Germany has halted its training of soldiers in Iraq, a defense ministry spokesperson said Wednesday, May 15 as tensions rise between neighboring Iran and the United States.
“The German army has suspended the training,” defense ministry spokesman Jens Flosdorff said, adding that there was “generally heightened alert, awareness” for soldiers currently operating in the region.
Flosdorff said training may well resume in the next days and that there was “no concrete threat” at the moment.
Germany has no indications of its own of attacks supported by Iran, Reuters reported him as saying.
Earlier on Wednesday the U.S. Department of State ordered non-emergency personnel to leave the American embassy in Baghdad and consulate in Erbil, citing “the increased threat stream we are seeing in Iraq.”
Germany has about 160 soldiers deployed in Iraq, including 60 in Taji, to the north of Baghdad, and 100 in Erbil, in Iraqi Kurdistan.
German soldiers recently trained Peshmerga officers in Erbil to identify and destroy chemical weapons left by Islamic State as part of wider explosive ordinance disposal training, and has trained Peshmerga personnel in Iraq and Germany as part of the Coalition against ISIS.
Separately, the Netherlands’ defense ministry said it was also suspending its training mission in Iraq due to “threats,” the Dutch ANP news agency said.
More than 50 Dutch soldiers are training Kurdish troops in Erbil, ANP said.

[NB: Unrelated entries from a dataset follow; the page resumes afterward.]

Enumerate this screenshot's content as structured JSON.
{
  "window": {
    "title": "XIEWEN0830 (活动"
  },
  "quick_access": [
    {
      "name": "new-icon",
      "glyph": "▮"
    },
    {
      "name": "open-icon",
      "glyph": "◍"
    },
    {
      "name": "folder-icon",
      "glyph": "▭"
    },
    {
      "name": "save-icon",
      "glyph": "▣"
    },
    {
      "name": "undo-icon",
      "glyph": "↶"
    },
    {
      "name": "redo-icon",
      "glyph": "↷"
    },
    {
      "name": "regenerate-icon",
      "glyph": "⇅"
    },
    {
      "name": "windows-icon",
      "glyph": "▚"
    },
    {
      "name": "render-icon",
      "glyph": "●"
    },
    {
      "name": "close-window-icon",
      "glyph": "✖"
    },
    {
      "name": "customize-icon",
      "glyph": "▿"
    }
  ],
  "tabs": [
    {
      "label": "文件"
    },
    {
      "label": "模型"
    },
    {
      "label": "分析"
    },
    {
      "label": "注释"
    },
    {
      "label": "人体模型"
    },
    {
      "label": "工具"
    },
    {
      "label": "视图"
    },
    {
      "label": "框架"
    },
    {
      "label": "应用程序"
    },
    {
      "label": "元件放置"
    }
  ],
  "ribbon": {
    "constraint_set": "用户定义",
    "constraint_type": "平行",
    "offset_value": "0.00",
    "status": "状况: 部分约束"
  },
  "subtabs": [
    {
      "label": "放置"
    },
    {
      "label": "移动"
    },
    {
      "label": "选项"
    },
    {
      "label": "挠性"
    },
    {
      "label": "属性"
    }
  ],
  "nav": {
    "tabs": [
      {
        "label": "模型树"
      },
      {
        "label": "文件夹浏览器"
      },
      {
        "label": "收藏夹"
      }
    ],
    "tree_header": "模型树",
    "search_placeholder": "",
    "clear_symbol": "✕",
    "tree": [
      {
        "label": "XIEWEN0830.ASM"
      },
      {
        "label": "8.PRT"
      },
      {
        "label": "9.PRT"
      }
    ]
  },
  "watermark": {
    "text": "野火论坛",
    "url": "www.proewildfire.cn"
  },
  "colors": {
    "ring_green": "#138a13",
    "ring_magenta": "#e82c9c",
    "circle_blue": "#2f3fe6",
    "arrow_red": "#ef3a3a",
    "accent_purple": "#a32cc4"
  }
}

The defense ministry website says the Netherlands also supplies two military advisers and four civilian experts to the NATO “capacity-building mission” in Baghdad.
Lithuania, which has eight soldiers in Iraq, said it did not plan to halt its mission.